** Extracted material follows **
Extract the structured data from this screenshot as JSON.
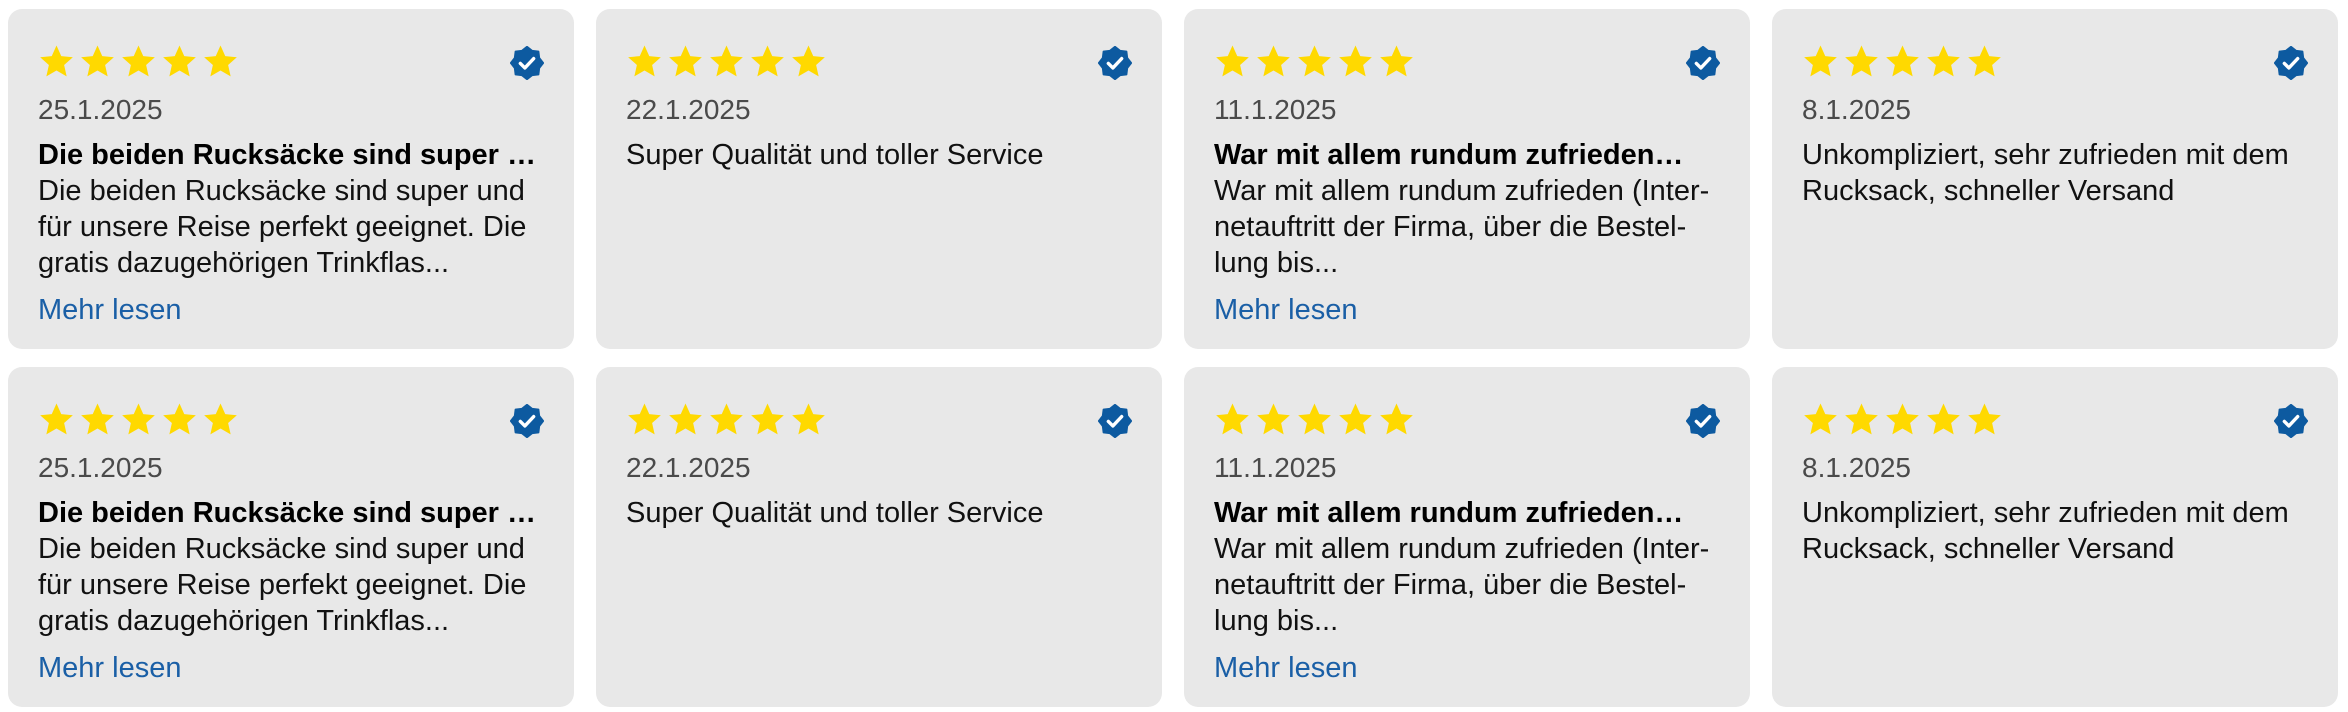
{
  "colors": {
    "card_bg": "#e8e8e8",
    "star": "#ffd900",
    "verified_badge": "#0d5aa0",
    "link": "#1a5fa6"
  },
  "rating_icon": "star-icon",
  "verified_icon": "verified-badge-icon",
  "reviews": [
    {
      "rating": 5,
      "date": "25.1.2025",
      "headline": "Die beiden Rucksäcke sind super …",
      "body": "Die beiden Rucksäcke sind super und für unsere Reise perfekt geeignet. Die gratis dazugehörigen Trinkflas...",
      "more_label": "Mehr lesen"
    },
    {
      "rating": 5,
      "date": "22.1.2025",
      "headline": "",
      "body": "Super Qualität und toller Service",
      "more_label": ""
    },
    {
      "rating": 5,
      "date": "11.1.2025",
      "headline": "War mit allem rundum zufrieden…",
      "body": "War mit allem rundum zufrieden (Inter­netauftritt der Firma, über die Bestel­lung bis...",
      "more_label": "Mehr lesen"
    },
    {
      "rating": 5,
      "date": "8.1.2025",
      "headline": "",
      "body": "Unkompliziert, sehr zufrieden mit dem Rucksack, schneller Versand",
      "more_label": ""
    },
    {
      "rating": 5,
      "date": "25.1.2025",
      "headline": "Die beiden Rucksäcke sind super …",
      "body": "Die beiden Rucksäcke sind super und für unsere Reise perfekt geeignet. Die gratis dazugehörigen Trinkflas...",
      "more_label": "Mehr lesen"
    },
    {
      "rating": 5,
      "date": "22.1.2025",
      "headline": "",
      "body": "Super Qualität und toller Service",
      "more_label": ""
    },
    {
      "rating": 5,
      "date": "11.1.2025",
      "headline": "War mit allem rundum zufrieden…",
      "body": "War mit allem rundum zufrieden (Inter­netauftritt der Firma, über die Bestel­lung bis...",
      "more_label": "Mehr lesen"
    },
    {
      "rating": 5,
      "date": "8.1.2025",
      "headline": "",
      "body": "Unkompliziert, sehr zufrieden mit dem Rucksack, schneller Versand",
      "more_label": ""
    }
  ]
}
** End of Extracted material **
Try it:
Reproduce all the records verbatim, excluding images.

Task response:
Extract the structured data from this screenshot as JSON.
{
  "colors": {
    "card_bg": "#e8e8e8",
    "star": "#ffd900",
    "verified_badge": "#0d5aa0",
    "link": "#1a5fa6"
  },
  "rating_icon": "star-icon",
  "verified_icon": "verified-badge-icon",
  "reviews": [
    {
      "rating": 5,
      "date": "25.1.2025",
      "headline": "Die beiden Rucksäcke sind super …",
      "body": "Die beiden Rucksäcke sind super und für unsere Reise perfekt geeignet. Die gratis dazugehörigen Trinkflas...",
      "more_label": "Mehr lesen"
    },
    {
      "rating": 5,
      "date": "22.1.2025",
      "headline": "",
      "body": "Super Qualität und toller Service",
      "more_label": ""
    },
    {
      "rating": 5,
      "date": "11.1.2025",
      "headline": "War mit allem rundum zufrieden…",
      "body": "War mit allem rundum zufrieden (Inter­netauftritt der Firma, über die Bestel­lung bis...",
      "more_label": "Mehr lesen"
    },
    {
      "rating": 5,
      "date": "8.1.2025",
      "headline": "",
      "body": "Unkompliziert, sehr zufrieden mit dem Rucksack, schneller Versand",
      "more_label": ""
    },
    {
      "rating": 5,
      "date": "25.1.2025",
      "headline": "Die beiden Rucksäcke sind super …",
      "body": "Die beiden Rucksäcke sind super und für unsere Reise perfekt geeignet. Die gratis dazugehörigen Trinkflas...",
      "more_label": "Mehr lesen"
    },
    {
      "rating": 5,
      "date": "22.1.2025",
      "headline": "",
      "body": "Super Qualität und toller Service",
      "more_label": ""
    },
    {
      "rating": 5,
      "date": "11.1.2025",
      "headline": "War mit allem rundum zufrieden…",
      "body": "War mit allem rundum zufrieden (Inter­netauftritt der Firma, über die Bestel­lung bis...",
      "more_label": "Mehr lesen"
    },
    {
      "rating": 5,
      "date": "8.1.2025",
      "headline": "",
      "body": "Unkompliziert, sehr zufrieden mit dem Rucksack, schneller Versand",
      "more_label": ""
    }
  ]
}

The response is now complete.